Ambitious leaders whose careers are derailed share many commonalities, including these three moves.
Making a career move? Here are three common situations that can derail an ambitious executive’s career track.
The leap into leadership. The transition to the top team is demanding, with 50 to 60 percent of executives failing within the first 18 months of being promoted or hired. The best thing a new executive can do to avoid a brief tenure is to actively pursue feedback. Knowing the areas where others think you need to grow will allow you to get the support you need — whether through executive coaching, mentorship or making adjustments to your team.
The organizational transition. High-stakes transformations can be extremely risky for executives who fail to reinvent the organization or themselves fast enough.
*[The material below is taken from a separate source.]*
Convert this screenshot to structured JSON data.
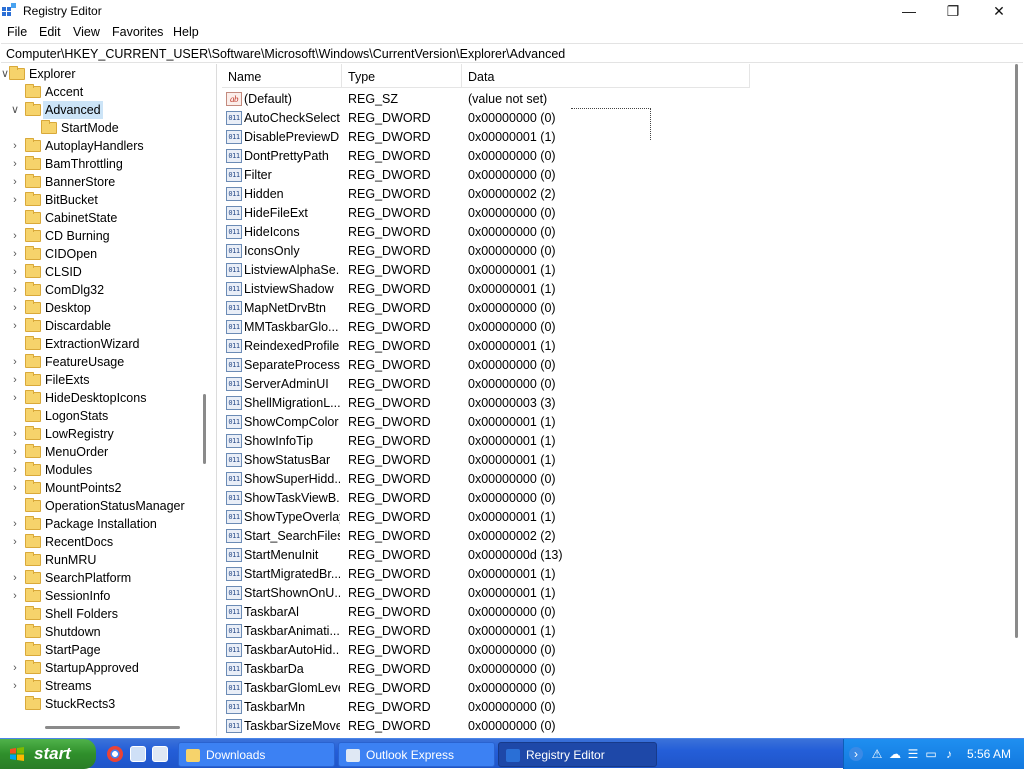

To survive organizational or industry shifts, leaders need to get ahead of change by communicating consistently with the CEO or board to make it clear where they stand on the need for change and how they will lead its implementation.
The pinnacle paradox. The last tricky transition is the career pinnacle. Leaders who have finally secured a top spot may find themselves working harder than ever to succeed without knowing their next career steps. In time, this uncertainty, combined with job stress, can lead to burnout.
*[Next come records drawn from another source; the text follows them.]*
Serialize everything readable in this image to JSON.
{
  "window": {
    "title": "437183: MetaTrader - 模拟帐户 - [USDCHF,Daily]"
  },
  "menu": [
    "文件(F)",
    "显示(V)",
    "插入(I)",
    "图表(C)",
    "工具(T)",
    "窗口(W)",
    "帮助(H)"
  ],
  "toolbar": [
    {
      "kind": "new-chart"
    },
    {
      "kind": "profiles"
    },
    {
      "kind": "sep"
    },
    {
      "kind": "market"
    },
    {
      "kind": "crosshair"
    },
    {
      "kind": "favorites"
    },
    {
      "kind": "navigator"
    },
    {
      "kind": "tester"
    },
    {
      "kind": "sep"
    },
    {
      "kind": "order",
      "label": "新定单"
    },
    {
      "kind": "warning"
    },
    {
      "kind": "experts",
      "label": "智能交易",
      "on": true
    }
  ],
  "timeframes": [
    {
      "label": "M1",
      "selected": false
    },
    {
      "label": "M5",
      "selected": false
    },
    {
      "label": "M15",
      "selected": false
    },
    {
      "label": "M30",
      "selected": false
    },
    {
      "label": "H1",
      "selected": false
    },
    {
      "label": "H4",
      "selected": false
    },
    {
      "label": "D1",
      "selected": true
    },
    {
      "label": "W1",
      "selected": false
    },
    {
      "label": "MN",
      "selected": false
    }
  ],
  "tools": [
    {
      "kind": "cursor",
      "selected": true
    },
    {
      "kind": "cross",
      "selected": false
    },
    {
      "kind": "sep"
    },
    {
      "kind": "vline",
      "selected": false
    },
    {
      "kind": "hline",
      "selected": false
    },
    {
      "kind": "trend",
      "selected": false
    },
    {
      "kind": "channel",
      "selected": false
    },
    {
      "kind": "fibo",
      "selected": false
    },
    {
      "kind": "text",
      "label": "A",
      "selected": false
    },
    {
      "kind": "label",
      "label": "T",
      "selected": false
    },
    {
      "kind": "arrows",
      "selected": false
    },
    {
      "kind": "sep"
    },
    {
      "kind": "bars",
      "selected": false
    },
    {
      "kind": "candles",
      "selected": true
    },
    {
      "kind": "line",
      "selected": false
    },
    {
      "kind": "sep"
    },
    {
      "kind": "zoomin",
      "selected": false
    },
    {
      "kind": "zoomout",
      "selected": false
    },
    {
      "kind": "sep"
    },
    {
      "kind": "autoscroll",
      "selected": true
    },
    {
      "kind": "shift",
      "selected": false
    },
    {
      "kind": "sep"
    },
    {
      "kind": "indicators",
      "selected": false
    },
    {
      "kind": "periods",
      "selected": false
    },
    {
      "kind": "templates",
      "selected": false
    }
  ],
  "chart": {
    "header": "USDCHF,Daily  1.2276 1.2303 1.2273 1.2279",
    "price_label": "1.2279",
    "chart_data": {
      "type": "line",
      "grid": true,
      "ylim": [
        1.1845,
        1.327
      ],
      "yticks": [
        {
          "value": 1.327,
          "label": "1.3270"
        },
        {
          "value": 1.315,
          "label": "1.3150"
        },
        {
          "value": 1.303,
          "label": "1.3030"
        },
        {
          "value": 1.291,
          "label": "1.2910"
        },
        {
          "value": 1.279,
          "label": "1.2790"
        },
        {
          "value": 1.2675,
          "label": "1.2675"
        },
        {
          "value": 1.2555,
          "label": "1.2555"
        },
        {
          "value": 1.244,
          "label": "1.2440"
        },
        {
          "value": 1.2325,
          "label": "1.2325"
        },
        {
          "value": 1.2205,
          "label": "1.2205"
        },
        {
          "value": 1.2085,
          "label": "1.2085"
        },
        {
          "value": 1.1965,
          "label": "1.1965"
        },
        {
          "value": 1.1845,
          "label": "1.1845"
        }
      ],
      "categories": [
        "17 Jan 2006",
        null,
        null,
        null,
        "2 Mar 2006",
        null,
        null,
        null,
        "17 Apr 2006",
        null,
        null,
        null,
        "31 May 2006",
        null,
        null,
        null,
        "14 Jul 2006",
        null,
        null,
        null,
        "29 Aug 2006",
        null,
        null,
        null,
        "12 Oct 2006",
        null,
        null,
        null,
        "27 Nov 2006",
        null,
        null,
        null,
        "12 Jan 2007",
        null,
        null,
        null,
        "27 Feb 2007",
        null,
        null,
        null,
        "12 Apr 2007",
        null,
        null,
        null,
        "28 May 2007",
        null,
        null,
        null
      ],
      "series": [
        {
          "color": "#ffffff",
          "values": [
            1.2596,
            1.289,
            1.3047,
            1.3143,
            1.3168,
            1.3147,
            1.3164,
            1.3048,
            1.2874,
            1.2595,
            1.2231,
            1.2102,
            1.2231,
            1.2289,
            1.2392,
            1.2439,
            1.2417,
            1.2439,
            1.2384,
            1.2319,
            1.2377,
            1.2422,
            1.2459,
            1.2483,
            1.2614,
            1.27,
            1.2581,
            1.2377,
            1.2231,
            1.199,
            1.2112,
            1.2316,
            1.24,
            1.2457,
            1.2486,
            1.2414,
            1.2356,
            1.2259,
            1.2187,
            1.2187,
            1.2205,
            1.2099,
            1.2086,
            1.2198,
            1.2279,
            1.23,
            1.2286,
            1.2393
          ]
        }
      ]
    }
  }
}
Leaders must take steps to either extend their tenures or prepare for what’s next in their careers. As part of that, they need to rethink their relationships with sponsors. At this stage in their careers, they may not need sponsors to create new opportunities for them, but they do need advocates, supportive peers and role models.
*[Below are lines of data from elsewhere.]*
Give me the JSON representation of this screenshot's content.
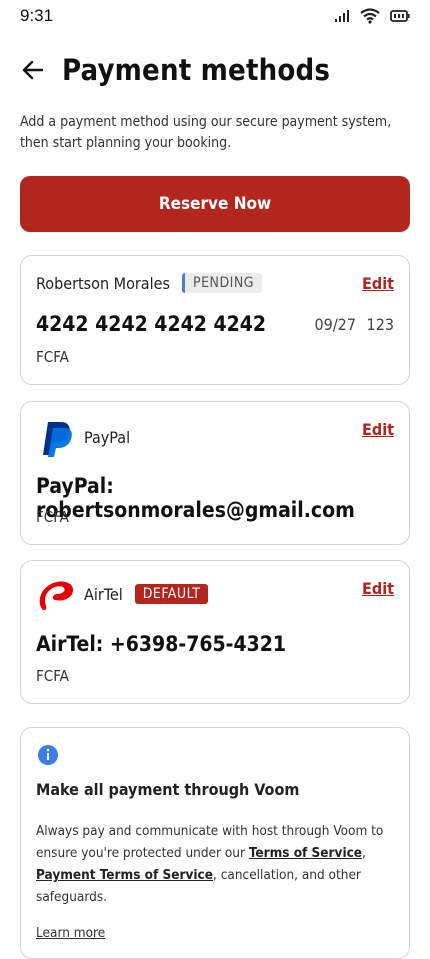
{
  "status_bar": {
    "time": "9:31"
  },
  "header": {
    "title": "Payment methods"
  },
  "intro": {
    "text": "Add a payment method using our secure payment system, then start planning your booking."
  },
  "reserve_button": {
    "label": "Reserve Now"
  },
  "cards": {
    "card": {
      "holder": "Robertson Morales",
      "status": "PENDING",
      "edit": "Edit",
      "number": "4242 4242 4242 4242",
      "expiry": "09/27",
      "cvv": "123",
      "currency": "FCFA"
    },
    "paypal": {
      "name": "PayPal",
      "edit": "Edit",
      "detail": "PayPal: robertsonmorales@gmail.com",
      "currency": "FCFA"
    },
    "airtel": {
      "name": "AirTel",
      "badge": "DEFAULT",
      "edit": "Edit",
      "detail": "AirTel: +6398-765-4321",
      "currency": "FCFA"
    }
  },
  "info": {
    "title": "Make all payment through Voom",
    "text_before": "Always pay and communicate with host through Voom to ensure you're protected under our ",
    "link1": "Terms of Service",
    "comma": ", ",
    "link2": "Payment Terms of Service",
    "text_after": ", cancellation, and other safeguards.",
    "learn_more": "Learn more"
  },
  "colors": {
    "accent": "#b3261e",
    "info_icon": "#3d7de8"
  }
}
C-suite executives who surround themselves with support and have a clear vision of their futures will be more likely to succeed.
Copyright 2018 Harvard Business School Publishing Corp. Distributed by The New York Times Syndicate.